• [INSTRUCTIONS FOR THE TASK]:
Copy out each line of the data below in which the string "name" appears.

····················

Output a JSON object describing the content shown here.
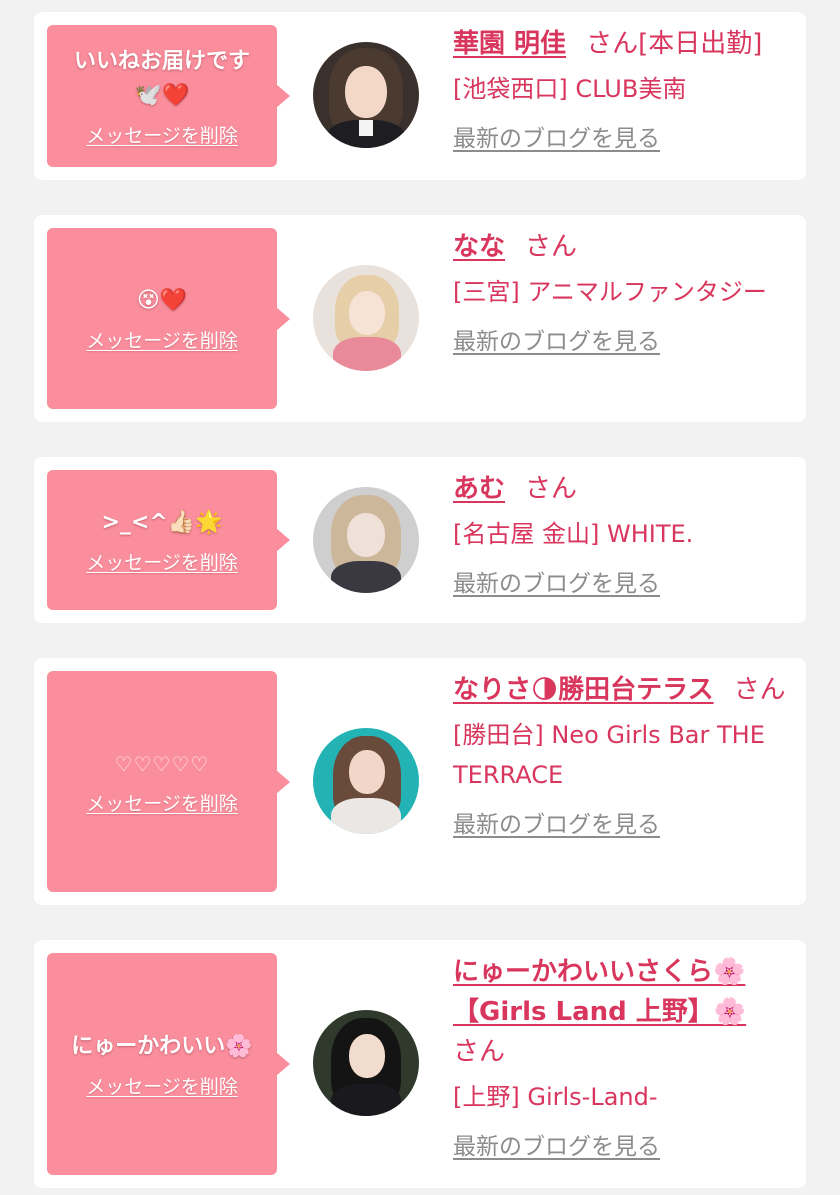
{
  "colors": {
    "background": "#f2f2f2",
    "card": "#ffffff",
    "bubble": "#fb8e9c",
    "accent": "#d9365e",
    "link_gray": "#8c8c8c"
  },
  "cards": [
    {
      "message": "いいねお届けです\n🕊️❤️",
      "delete_label": "メッセージを削除",
      "name": "華園 明佳",
      "honorific": "さん",
      "shop": "[池袋西口] CLUB美南",
      "tag": "[本日出勤]",
      "blog_link": "最新のブログを見る"
    },
    {
      "message": "😵❤️",
      "delete_label": "メッセージを削除",
      "name": "なな",
      "honorific": "さん",
      "shop": "[三宮] アニマルファンタジー",
      "blog_link": "最新のブログを見る"
    },
    {
      "message": ">_<^👍🏻🌟",
      "delete_label": "メッセージを削除",
      "name": "あむ",
      "honorific": "さん",
      "shop": "[名古屋 金山] WHITE.",
      "blog_link": "最新のブログを見る"
    },
    {
      "message": "♡♡♡♡♡",
      "delete_label": "メッセージを削除",
      "name": "なりさ🌗勝田台テラス",
      "honorific": "さん",
      "shop": "[勝田台] Neo Girls Bar THE TERRACE",
      "blog_link": "最新のブログを見る"
    },
    {
      "message": "にゅーかわいい🌸",
      "delete_label": "メッセージを削除",
      "name": "にゅーかわいいさくら🌸【Girls Land 上野】🌸",
      "honorific": "さん",
      "shop": "[上野] Girls-Land-",
      "blog_link": "最新のブログを見る"
    }
  ]
}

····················

• [SOLVED PROBLEM]:
      "name": "華園 明佳",
      "name": "なな",
      "name": "あむ",
      "name": "なりさ🌗勝田台テラス",
      "name": "にゅーかわいいさくら🌸【Girls Land 上野】🌸",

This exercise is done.